Your response should be the lines from the one holding "Output a JSON" to the last line of the data below, copied exactly and with no additions.

——————————

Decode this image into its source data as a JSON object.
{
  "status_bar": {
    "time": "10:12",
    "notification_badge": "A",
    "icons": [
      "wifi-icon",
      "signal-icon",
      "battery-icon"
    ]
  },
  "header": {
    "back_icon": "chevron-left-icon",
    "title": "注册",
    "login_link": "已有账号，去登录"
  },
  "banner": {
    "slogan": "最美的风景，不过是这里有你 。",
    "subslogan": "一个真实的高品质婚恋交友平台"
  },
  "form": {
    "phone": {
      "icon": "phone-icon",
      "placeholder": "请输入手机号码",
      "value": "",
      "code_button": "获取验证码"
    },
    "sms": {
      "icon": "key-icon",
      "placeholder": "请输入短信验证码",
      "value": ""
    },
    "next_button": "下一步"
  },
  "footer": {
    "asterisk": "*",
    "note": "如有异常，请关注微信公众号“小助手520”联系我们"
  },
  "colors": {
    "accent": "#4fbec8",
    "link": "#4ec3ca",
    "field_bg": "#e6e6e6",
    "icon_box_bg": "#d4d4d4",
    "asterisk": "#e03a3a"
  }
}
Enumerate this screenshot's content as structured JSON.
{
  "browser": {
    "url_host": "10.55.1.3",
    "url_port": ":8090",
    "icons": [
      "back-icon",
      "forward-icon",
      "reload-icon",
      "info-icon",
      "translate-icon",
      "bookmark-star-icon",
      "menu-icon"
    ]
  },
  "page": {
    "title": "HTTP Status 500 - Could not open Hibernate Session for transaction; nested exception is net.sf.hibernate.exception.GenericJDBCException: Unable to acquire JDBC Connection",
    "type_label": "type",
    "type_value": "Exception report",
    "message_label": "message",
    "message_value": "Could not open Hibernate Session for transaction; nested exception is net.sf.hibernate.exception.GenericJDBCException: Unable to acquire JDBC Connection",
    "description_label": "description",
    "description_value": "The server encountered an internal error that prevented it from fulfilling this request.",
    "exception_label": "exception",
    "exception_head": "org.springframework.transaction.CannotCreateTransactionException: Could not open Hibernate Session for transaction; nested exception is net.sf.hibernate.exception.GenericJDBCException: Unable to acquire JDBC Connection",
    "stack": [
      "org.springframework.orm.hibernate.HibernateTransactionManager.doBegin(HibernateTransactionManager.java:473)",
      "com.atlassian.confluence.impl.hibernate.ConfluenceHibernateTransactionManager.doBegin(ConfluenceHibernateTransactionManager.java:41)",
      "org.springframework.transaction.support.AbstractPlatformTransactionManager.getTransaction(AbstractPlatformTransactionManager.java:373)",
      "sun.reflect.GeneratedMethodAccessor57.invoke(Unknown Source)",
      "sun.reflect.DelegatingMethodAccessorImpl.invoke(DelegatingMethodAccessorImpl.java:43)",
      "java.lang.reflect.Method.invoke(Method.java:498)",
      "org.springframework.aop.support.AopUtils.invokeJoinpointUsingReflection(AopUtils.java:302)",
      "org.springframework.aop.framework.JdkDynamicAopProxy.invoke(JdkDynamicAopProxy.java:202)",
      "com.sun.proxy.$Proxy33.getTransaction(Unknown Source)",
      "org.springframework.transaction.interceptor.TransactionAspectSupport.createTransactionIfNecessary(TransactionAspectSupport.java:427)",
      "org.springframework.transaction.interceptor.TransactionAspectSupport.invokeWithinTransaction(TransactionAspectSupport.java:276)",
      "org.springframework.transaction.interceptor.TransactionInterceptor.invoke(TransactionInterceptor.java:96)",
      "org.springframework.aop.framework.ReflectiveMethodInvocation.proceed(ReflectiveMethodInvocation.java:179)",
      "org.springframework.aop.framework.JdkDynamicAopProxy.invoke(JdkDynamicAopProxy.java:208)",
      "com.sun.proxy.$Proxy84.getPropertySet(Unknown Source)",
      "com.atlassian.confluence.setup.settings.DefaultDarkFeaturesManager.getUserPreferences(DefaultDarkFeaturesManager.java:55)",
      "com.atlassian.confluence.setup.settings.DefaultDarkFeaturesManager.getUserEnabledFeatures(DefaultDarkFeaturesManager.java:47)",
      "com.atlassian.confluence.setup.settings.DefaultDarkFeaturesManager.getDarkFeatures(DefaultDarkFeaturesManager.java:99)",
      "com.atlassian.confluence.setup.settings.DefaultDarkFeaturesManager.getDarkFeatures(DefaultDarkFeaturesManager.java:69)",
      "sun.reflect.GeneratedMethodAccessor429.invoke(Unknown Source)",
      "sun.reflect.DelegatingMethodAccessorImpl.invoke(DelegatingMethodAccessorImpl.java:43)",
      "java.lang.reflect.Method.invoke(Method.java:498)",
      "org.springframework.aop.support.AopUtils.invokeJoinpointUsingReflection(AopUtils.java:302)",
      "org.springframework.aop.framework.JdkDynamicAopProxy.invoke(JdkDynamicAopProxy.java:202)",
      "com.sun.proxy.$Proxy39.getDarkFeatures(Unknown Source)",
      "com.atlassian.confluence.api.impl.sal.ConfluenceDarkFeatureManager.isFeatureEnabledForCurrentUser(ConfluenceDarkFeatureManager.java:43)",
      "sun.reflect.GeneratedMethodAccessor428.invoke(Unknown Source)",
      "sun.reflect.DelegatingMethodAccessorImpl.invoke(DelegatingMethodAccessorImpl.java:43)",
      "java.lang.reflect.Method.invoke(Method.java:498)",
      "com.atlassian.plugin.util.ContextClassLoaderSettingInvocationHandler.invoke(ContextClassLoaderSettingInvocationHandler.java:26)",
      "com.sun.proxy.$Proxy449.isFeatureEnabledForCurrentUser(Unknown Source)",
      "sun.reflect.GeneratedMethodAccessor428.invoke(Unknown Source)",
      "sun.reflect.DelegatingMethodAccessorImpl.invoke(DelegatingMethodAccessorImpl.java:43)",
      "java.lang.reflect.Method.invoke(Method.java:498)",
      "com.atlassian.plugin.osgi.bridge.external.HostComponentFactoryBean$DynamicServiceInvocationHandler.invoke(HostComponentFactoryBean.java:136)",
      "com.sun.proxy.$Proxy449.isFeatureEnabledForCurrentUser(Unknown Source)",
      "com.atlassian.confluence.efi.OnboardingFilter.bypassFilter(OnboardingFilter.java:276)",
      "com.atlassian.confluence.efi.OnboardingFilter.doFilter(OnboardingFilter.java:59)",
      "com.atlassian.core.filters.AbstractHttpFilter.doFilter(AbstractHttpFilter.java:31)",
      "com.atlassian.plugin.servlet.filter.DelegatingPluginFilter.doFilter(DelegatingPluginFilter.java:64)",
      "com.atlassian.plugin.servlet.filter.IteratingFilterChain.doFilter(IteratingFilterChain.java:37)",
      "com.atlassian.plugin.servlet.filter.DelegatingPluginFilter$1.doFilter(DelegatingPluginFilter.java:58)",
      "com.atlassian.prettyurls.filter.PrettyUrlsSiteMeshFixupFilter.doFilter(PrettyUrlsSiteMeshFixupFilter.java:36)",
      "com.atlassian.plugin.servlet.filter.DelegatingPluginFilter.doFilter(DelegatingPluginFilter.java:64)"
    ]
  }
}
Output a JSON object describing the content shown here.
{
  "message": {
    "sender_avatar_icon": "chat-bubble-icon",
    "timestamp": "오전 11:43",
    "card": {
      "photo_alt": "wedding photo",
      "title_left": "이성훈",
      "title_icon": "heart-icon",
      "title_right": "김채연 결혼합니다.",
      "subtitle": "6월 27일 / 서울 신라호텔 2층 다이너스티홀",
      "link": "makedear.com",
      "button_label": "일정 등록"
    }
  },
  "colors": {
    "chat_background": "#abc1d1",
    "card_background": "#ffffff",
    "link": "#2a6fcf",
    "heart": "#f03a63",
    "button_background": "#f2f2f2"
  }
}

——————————

* Result of the exercise
Output a JSON object describing the content shown here.
{
  "message": {
    "sender_avatar_icon": "chat-bubble-icon",
    "timestamp": "오전 11:43",
    "card": {
      "photo_alt": "wedding photo",
      "title_left": "이성훈",
      "title_icon": "heart-icon",
      "title_right": "김채연 결혼합니다.",
      "subtitle": "6월 27일 / 서울 신라호텔 2층 다이너스티홀",
      "link": "makedear.com",
      "button_label": "일정 등록"
    }
  },
  "colors": {
    "chat_background": "#abc1d1",
    "card_background": "#ffffff",
    "link": "#2a6fcf",
    "heart": "#f03a63",
    "button_background": "#f2f2f2"
  }
}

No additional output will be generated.